**GOAL OF THE EXERCISE**
Show, from the entries below, every line in which "Resource" appears.

**DATA SHOWN**
^^^^^^^^^^^^^^^^

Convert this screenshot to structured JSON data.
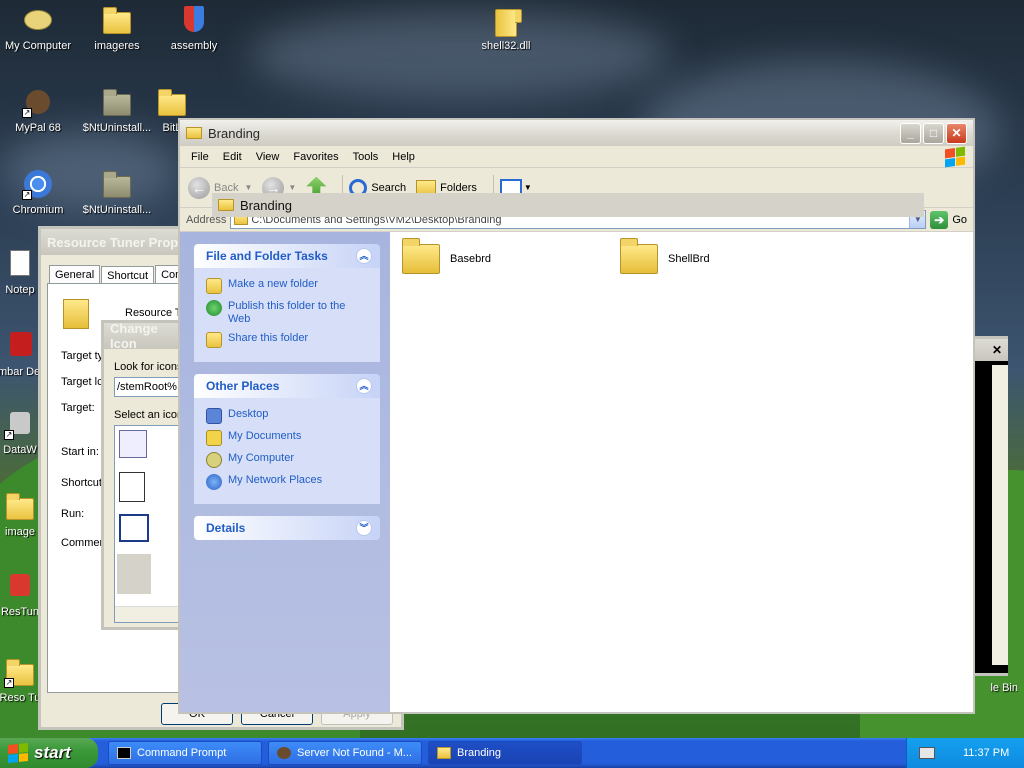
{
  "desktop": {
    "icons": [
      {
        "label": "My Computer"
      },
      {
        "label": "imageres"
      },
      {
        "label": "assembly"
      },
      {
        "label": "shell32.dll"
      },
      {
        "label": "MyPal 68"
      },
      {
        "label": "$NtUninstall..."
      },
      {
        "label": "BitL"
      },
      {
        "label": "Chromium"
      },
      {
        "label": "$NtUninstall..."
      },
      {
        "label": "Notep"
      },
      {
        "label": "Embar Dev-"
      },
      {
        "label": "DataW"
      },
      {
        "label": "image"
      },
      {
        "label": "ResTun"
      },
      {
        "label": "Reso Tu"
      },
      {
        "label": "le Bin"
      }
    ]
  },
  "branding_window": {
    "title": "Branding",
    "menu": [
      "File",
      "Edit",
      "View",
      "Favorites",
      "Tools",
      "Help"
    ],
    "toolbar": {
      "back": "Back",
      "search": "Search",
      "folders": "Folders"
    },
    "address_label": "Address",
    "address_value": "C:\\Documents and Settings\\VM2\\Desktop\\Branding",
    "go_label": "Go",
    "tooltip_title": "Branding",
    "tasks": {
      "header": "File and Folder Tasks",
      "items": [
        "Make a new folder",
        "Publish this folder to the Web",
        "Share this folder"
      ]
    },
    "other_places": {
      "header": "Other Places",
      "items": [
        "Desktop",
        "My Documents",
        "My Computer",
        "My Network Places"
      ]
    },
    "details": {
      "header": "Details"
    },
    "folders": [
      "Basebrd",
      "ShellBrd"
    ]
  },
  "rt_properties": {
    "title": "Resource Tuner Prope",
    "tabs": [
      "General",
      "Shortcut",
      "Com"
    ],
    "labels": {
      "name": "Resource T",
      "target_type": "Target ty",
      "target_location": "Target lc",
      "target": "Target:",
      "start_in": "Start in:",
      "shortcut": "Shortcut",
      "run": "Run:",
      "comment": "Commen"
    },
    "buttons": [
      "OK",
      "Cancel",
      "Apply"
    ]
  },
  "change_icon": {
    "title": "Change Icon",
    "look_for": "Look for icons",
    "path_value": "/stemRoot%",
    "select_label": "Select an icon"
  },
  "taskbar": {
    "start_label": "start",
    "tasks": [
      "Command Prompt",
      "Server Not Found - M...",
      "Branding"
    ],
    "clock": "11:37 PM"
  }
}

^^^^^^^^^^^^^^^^

**TASK RESULT**
    "title": "Resource Tuner Prope",
      "name": "Resource T",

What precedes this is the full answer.